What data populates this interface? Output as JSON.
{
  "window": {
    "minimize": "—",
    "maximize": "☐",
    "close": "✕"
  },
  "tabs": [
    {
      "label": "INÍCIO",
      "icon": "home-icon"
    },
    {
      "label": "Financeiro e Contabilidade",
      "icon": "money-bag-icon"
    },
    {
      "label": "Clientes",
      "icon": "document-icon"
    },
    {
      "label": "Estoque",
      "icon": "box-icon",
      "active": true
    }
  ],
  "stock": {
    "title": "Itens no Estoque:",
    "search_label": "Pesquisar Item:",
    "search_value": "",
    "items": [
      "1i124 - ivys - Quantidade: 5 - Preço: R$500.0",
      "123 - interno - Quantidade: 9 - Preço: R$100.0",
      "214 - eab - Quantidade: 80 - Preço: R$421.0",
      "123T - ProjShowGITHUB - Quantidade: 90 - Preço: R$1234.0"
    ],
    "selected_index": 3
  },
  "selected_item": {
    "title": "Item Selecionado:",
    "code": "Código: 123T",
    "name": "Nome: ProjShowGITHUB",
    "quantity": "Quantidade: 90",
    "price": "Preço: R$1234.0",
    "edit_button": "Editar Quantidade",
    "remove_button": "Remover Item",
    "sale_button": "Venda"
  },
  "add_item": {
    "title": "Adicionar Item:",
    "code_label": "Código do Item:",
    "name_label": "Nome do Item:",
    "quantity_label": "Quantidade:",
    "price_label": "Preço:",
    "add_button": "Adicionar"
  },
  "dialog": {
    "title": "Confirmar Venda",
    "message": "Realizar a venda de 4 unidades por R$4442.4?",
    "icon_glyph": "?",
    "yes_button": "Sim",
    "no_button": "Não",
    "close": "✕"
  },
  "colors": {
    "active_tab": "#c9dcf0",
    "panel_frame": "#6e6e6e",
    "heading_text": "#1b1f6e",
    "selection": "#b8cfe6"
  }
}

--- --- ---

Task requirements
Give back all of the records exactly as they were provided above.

Result for this exercise
What data populates this interface? Output as JSON.
{
  "window": {
    "minimize": "—",
    "maximize": "☐",
    "close": "✕"
  },
  "tabs": [
    {
      "label": "INÍCIO",
      "icon": "home-icon"
    },
    {
      "label": "Financeiro e Contabilidade",
      "icon": "money-bag-icon"
    },
    {
      "label": "Clientes",
      "icon": "document-icon"
    },
    {
      "label": "Estoque",
      "icon": "box-icon",
      "active": true
    }
  ],
  "stock": {
    "title": "Itens no Estoque:",
    "search_label": "Pesquisar Item:",
    "search_value": "",
    "items": [
      "1i124 - ivys - Quantidade: 5 - Preço: R$500.0",
      "123 - interno - Quantidade: 9 - Preço: R$100.0",
      "214 - eab - Quantidade: 80 - Preço: R$421.0",
      "123T - ProjShowGITHUB - Quantidade: 90 - Preço: R$1234.0"
    ],
    "selected_index": 3
  },
  "selected_item": {
    "title": "Item Selecionado:",
    "code": "Código: 123T",
    "name": "Nome: ProjShowGITHUB",
    "quantity": "Quantidade: 90",
    "price": "Preço: R$1234.0",
    "edit_button": "Editar Quantidade",
    "remove_button": "Remover Item",
    "sale_button": "Venda"
  },
  "add_item": {
    "title": "Adicionar Item:",
    "code_label": "Código do Item:",
    "name_label": "Nome do Item:",
    "quantity_label": "Quantidade:",
    "price_label": "Preço:",
    "add_button": "Adicionar"
  },
  "dialog": {
    "title": "Confirmar Venda",
    "message": "Realizar a venda de 4 unidades por R$4442.4?",
    "icon_glyph": "?",
    "yes_button": "Sim",
    "no_button": "Não",
    "close": "✕"
  },
  "colors": {
    "active_tab": "#c9dcf0",
    "panel_frame": "#6e6e6e",
    "heading_text": "#1b1f6e",
    "selection": "#b8cfe6"
  }
}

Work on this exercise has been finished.